*What to do:* Wherever the word "data" appears in the entries, copy the whole line.

*Task input:*
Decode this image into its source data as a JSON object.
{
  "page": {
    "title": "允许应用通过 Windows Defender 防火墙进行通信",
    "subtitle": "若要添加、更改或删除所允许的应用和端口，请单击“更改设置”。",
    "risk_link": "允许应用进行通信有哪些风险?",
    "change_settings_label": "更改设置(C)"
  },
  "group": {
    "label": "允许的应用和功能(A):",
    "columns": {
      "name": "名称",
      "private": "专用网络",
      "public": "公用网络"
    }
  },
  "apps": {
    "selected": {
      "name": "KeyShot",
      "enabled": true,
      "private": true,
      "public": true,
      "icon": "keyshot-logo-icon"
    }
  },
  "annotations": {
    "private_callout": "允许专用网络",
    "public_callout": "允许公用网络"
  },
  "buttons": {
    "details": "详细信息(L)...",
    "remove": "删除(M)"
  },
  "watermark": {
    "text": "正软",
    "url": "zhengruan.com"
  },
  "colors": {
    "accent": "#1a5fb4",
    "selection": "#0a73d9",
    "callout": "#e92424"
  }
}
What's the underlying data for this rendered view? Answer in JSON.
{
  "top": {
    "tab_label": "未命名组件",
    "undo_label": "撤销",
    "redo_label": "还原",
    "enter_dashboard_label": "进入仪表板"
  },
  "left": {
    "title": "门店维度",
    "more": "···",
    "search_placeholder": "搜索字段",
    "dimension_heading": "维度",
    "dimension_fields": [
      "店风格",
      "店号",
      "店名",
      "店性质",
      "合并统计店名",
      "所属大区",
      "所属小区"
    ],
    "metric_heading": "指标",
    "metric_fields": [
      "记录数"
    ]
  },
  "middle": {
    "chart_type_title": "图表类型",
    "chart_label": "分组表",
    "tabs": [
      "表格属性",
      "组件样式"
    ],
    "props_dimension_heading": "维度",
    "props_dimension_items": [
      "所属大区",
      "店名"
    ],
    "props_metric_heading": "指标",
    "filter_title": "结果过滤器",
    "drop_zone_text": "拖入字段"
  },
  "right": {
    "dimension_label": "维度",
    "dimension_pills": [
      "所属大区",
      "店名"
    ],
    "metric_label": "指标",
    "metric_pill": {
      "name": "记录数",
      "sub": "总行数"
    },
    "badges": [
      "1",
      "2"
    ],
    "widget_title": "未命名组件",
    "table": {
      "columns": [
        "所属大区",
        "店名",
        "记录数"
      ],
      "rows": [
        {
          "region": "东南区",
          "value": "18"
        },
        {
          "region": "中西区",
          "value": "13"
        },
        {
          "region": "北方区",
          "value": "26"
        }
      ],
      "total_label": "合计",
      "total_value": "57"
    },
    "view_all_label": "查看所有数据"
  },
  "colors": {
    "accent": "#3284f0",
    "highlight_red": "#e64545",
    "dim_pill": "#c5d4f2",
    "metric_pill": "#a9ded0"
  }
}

*Written answer:*
Decode this image into its source data as a JSON object.
What's the underlying data for this rendered view? Answer in JSON.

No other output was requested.